One of the simplest equations relating vapor pressure of a pure component to temperature is given by:

where is in Kelvin and is in bars.

The above equation is named August equation, after the German physicist Ernst Ferdinand August (1795-1870). Thus, vs. is a straight line. As shown in the snapshots, if , then the two straight lines (i.e., vapor pressures for two components, and ) will be parallel.

Relative volatility assuming ideal behavior is given by: . If the constants and are equal then the relative volatility is independent of temperature and we have where , , and are the constants that appear in the August equation for components and .

Vapor-liquid equilibrium data can be easily computed for constant relative volatility binary mixtures. Indeed, the following relationships can be derived:

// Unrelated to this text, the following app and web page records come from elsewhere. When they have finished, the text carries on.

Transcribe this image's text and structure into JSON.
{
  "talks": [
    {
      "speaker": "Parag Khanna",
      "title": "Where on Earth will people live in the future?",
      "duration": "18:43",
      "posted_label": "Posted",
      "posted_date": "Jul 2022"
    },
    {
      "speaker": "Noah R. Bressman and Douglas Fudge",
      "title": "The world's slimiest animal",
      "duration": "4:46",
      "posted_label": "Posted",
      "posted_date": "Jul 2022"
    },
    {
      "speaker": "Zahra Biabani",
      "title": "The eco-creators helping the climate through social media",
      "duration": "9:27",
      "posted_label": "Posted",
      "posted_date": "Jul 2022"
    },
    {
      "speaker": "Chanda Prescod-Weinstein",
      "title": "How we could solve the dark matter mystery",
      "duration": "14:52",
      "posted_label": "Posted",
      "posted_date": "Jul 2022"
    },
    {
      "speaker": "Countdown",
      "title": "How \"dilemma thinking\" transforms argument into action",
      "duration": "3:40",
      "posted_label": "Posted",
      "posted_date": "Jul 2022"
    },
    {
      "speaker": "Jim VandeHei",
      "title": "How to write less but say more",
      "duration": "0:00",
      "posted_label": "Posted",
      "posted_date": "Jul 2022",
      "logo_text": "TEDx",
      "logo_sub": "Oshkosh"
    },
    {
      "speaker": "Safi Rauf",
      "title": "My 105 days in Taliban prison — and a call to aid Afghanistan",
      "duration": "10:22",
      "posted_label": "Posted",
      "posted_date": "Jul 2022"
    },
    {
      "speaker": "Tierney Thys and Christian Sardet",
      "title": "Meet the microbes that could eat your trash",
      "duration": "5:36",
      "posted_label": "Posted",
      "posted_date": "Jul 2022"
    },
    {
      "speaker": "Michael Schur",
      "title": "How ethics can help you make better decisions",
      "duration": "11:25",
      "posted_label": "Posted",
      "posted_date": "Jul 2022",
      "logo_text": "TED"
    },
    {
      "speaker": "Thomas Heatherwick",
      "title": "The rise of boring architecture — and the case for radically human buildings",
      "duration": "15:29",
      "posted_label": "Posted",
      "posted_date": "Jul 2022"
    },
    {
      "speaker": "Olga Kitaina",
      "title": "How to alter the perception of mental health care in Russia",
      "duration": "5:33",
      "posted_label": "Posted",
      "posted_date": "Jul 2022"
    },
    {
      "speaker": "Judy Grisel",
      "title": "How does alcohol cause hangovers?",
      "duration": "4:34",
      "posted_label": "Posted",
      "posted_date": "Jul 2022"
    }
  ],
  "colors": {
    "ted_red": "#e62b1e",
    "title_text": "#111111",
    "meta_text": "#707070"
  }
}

where and are the mole fraction of the vapor and liquid phases in equilibrium.

One also has analytical expressions for the bubble temperature, ,and for the dew temperature, , which are as follows:

and

where is the total pressure, , , and are the constants that appear in the August equation for components and and α is the relative volatility. One snapshot shows the isobaric vapor-liquid equilibrium diagram for a particular constant relative volatility mixture at.

[less]